“He [the modern man] is turned into a restless, dilettante spectator, and arrives at a condition when even great wars and revolutions cannot affect him beyond the moment. The war is hardly at an end, and it is already converted into thousands of copies of printed matter, and it will be soon served up as the latest means of tickling the jaded palates of historical gourmets”. Nietzsche The Use and Abuse of History
It seems that with today’s immediacy of information, yesterday becomes the past quite quickly. Individuals have so much information to process on a daily basis that recent events are often pushed further back into time than they actually belong. When Nietzsche wrote this excerpt media was nowhere near as contemporaneous with time and space as it is today with modern technology, thus making the past even farther removed than it was a century and half ago.

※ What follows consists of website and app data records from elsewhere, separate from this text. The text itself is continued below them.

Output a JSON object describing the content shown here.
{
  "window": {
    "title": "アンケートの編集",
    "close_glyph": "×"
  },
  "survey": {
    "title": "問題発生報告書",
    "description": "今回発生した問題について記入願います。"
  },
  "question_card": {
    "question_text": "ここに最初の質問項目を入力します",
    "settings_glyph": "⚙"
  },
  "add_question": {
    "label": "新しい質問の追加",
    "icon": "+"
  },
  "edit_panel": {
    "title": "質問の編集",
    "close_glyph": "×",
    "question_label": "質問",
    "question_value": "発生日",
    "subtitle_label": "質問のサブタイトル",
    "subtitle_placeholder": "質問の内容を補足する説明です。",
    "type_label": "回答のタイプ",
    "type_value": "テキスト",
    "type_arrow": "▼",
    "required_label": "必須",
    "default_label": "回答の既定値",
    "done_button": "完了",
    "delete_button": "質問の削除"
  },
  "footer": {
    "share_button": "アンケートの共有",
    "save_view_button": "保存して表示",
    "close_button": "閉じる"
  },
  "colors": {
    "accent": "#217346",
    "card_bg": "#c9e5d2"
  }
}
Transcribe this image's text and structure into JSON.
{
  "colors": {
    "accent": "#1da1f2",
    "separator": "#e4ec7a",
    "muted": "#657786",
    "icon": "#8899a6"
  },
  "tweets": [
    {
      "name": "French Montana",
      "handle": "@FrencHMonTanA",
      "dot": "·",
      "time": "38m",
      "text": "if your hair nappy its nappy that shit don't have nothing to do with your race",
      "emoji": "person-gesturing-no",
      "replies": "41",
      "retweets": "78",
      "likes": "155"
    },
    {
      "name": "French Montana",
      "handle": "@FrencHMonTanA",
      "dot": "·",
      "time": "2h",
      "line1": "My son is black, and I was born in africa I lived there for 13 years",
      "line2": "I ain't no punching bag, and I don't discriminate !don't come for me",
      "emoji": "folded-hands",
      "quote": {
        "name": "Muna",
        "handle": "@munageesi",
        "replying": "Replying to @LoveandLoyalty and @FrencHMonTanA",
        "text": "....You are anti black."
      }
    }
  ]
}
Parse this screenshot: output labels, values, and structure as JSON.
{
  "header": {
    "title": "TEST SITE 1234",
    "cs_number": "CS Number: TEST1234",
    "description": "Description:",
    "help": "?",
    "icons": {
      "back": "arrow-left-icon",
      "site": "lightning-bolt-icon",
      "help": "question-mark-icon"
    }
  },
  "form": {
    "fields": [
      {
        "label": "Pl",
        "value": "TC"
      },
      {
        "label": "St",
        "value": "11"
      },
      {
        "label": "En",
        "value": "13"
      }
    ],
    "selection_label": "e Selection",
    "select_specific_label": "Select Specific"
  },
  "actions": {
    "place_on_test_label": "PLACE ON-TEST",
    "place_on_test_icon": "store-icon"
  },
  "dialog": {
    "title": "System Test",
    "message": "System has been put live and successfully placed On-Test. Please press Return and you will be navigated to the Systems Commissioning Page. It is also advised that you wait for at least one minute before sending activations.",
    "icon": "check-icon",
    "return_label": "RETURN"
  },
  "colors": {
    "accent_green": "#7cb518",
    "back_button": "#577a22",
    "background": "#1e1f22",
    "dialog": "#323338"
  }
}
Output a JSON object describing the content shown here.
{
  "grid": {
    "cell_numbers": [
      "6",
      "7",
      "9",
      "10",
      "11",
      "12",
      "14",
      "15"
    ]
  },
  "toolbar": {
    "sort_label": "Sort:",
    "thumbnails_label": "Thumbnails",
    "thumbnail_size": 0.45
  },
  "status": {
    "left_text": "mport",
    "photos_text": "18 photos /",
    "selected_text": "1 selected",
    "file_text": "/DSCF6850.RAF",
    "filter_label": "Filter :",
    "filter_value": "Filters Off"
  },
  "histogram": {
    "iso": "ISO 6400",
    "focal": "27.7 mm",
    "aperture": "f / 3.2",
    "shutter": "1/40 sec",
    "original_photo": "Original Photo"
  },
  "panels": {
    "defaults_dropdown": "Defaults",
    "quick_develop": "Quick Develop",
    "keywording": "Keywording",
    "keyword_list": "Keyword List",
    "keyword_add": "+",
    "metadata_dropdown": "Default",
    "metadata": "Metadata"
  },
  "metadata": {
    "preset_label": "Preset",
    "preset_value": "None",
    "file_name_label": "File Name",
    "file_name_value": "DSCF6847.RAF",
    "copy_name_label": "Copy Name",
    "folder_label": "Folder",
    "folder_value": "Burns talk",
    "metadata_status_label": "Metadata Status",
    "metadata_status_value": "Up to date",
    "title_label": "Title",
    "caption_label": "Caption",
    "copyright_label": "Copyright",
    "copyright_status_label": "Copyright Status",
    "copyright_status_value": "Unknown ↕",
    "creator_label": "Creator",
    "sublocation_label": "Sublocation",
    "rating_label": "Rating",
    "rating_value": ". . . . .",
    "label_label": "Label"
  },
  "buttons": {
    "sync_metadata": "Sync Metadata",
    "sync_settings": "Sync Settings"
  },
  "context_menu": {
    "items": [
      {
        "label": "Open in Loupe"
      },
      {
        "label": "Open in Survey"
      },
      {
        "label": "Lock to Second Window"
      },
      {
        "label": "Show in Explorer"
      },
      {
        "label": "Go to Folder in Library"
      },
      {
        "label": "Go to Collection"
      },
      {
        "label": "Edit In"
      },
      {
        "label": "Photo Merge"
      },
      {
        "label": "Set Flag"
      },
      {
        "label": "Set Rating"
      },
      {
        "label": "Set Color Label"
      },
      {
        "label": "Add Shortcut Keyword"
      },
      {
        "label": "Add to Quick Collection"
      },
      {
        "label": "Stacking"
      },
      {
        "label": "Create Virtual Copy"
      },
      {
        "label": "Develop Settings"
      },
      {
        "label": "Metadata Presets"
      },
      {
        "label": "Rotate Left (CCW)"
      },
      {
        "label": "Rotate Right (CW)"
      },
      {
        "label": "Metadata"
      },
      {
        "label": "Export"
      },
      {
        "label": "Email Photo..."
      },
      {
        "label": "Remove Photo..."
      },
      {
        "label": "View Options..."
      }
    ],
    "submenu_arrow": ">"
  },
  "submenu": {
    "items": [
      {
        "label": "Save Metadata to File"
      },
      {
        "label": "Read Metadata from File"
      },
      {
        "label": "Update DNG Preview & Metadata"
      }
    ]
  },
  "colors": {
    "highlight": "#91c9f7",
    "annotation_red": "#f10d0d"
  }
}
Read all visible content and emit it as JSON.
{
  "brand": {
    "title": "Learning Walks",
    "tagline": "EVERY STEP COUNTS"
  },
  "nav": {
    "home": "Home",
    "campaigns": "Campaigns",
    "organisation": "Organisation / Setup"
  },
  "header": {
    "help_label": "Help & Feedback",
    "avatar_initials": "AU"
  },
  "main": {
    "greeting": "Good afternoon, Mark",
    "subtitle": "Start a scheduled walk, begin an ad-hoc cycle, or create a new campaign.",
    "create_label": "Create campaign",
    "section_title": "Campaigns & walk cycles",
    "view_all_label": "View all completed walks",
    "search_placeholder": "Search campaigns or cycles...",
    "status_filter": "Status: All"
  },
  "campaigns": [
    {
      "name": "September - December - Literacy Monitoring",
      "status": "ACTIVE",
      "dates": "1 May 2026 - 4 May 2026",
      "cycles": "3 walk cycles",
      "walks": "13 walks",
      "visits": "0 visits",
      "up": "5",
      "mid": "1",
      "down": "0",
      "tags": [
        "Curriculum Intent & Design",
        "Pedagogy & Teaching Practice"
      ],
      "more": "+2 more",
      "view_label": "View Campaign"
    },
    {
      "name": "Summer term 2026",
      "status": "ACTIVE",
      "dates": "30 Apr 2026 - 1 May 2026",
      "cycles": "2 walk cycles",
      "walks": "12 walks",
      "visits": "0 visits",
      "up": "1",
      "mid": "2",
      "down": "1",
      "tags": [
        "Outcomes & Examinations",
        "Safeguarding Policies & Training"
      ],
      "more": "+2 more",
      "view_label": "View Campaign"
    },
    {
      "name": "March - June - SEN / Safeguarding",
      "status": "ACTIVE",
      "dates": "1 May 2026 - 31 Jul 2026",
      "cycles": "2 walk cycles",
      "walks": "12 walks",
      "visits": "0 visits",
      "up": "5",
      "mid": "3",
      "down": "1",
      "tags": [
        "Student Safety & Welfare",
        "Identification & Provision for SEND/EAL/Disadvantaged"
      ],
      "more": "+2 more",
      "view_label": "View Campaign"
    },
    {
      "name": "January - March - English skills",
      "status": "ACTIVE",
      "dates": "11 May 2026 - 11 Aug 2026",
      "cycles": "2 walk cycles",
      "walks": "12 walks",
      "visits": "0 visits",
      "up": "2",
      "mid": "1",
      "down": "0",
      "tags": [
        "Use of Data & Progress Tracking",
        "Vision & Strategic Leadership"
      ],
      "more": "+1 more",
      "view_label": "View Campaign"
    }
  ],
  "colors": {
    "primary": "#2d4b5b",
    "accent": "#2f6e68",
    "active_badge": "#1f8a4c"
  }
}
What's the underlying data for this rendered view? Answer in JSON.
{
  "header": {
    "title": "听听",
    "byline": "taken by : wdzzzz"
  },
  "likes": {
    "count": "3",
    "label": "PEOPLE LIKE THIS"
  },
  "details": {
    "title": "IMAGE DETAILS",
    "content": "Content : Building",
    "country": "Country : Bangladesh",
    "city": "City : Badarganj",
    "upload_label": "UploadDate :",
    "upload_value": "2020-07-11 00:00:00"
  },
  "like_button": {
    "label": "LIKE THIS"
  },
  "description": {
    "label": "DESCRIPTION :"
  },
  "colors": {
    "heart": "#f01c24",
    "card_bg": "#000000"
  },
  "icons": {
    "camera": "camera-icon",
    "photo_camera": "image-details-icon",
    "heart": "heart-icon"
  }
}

Yet perhaps it is also the component of entertainment media that causes this chronological rift as well. As we are all fully aware, media presents itself through a variety of vehicles, the messages often being the same without the intentions lining up. Fiction writers (for screen, print, or audio) have become so good at their work that they can bring to life seemingly unimaginable things. Yet, what happens when events of similar magnitude actually occur? Take the current floodings in Pakistan, or the gang rapes in the DRC as examples. It is almost incomprehensible to grasp the realities of these situations, despite the pictures, interviews, and tales that are being streaming to us. There are some people that stash these events away as stories, distancing themselves from these catastrophes by appreciating the account without digesting its reality. Yet whose fault is that? Or is it even a problem?